(Work to complete)
The expected output is the complete data, reproduced exactly.

******************************

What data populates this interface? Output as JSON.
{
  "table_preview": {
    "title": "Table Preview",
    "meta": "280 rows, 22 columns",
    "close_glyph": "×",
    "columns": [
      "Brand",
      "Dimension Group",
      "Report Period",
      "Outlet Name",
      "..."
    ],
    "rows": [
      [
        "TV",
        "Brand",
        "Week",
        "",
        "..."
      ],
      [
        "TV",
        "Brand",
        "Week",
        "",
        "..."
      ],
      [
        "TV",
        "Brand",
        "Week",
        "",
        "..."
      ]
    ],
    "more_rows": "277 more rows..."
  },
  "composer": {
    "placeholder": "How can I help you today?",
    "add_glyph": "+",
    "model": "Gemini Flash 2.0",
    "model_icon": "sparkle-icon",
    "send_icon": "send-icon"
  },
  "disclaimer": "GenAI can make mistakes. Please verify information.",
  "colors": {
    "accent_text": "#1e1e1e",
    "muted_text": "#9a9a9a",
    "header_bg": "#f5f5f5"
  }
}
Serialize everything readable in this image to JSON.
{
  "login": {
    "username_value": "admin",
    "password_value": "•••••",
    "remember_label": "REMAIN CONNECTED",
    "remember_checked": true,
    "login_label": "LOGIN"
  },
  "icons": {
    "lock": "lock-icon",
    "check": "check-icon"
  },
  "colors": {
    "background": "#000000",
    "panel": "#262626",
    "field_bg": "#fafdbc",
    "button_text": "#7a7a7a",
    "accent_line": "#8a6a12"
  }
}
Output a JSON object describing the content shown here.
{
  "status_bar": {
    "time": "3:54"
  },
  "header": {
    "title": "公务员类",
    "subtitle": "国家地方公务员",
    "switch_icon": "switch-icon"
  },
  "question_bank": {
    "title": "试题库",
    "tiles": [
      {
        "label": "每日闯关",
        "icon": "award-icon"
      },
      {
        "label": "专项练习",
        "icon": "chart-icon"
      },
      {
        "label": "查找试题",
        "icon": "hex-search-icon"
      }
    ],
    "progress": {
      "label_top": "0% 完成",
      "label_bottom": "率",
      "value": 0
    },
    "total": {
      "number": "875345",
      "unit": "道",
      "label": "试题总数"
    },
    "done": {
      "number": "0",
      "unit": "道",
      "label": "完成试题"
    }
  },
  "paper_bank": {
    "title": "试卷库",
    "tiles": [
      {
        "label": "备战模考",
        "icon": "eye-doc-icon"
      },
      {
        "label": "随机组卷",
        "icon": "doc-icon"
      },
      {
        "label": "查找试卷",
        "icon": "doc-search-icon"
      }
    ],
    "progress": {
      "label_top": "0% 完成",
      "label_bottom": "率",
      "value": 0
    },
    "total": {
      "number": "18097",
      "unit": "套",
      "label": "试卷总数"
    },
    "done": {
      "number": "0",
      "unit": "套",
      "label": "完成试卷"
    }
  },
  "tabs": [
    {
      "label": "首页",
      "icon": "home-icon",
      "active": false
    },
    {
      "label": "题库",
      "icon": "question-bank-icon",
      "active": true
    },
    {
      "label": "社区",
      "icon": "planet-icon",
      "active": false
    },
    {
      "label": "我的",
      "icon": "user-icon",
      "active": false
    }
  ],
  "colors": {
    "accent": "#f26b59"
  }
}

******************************

(Written response)
What data populates this interface? Output as JSON.
{
  "table_preview": {
    "title": "Table Preview",
    "meta": "280 rows, 22 columns",
    "close_glyph": "×",
    "columns": [
      "Brand",
      "Dimension Group",
      "Report Period",
      "Outlet Name",
      "..."
    ],
    "rows": [
      [
        "TV",
        "Brand",
        "Week",
        "",
        "..."
      ],
      [
        "TV",
        "Brand",
        "Week",
        "",
        "..."
      ],
      [
        "TV",
        "Brand",
        "Week",
        "",
        "..."
      ]
    ],
    "more_rows": "277 more rows..."
  },
  "composer": {
    "placeholder": "How can I help you today?",
    "add_glyph": "+",
    "model": "Gemini Flash 2.0",
    "model_icon": "sparkle-icon",
    "send_icon": "send-icon"
  },
  "disclaimer": "GenAI can make mistakes. Please verify information.",
  "colors": {
    "accent_text": "#1e1e1e",
    "muted_text": "#9a9a9a",
    "header_bg": "#f5f5f5"
  }
}
Serialize everything readable in this image to JSON.
{
  "login": {
    "username_value": "admin",
    "password_value": "•••••",
    "remember_label": "REMAIN CONNECTED",
    "remember_checked": true,
    "login_label": "LOGIN"
  },
  "icons": {
    "lock": "lock-icon",
    "check": "check-icon"
  },
  "colors": {
    "background": "#000000",
    "panel": "#262626",
    "field_bg": "#fafdbc",
    "button_text": "#7a7a7a",
    "accent_line": "#8a6a12"
  }
}
Output a JSON object describing the content shown here.
{
  "status_bar": {
    "time": "3:54"
  },
  "header": {
    "title": "公务员类",
    "subtitle": "国家地方公务员",
    "switch_icon": "switch-icon"
  },
  "question_bank": {
    "title": "试题库",
    "tiles": [
      {
        "label": "每日闯关",
        "icon": "award-icon"
      },
      {
        "label": "专项练习",
        "icon": "chart-icon"
      },
      {
        "label": "查找试题",
        "icon": "hex-search-icon"
      }
    ],
    "progress": {
      "label_top": "0% 完成",
      "label_bottom": "率",
      "value": 0
    },
    "total": {
      "number": "875345",
      "unit": "道",
      "label": "试题总数"
    },
    "done": {
      "number": "0",
      "unit": "道",
      "label": "完成试题"
    }
  },
  "paper_bank": {
    "title": "试卷库",
    "tiles": [
      {
        "label": "备战模考",
        "icon": "eye-doc-icon"
      },
      {
        "label": "随机组卷",
        "icon": "doc-icon"
      },
      {
        "label": "查找试卷",
        "icon": "doc-search-icon"
      }
    ],
    "progress": {
      "label_top": "0% 完成",
      "label_bottom": "率",
      "value": 0
    },
    "total": {
      "number": "18097",
      "unit": "套",
      "label": "试卷总数"
    },
    "done": {
      "number": "0",
      "unit": "套",
      "label": "完成试卷"
    }
  },
  "tabs": [
    {
      "label": "首页",
      "icon": "home-icon",
      "active": false
    },
    {
      "label": "题库",
      "icon": "question-bank-icon",
      "active": true
    },
    {
      "label": "社区",
      "icon": "planet-icon",
      "active": false
    },
    {
      "label": "我的",
      "icon": "user-icon",
      "active": false
    }
  ],
  "colors": {
    "accent": "#f26b59"
  }
}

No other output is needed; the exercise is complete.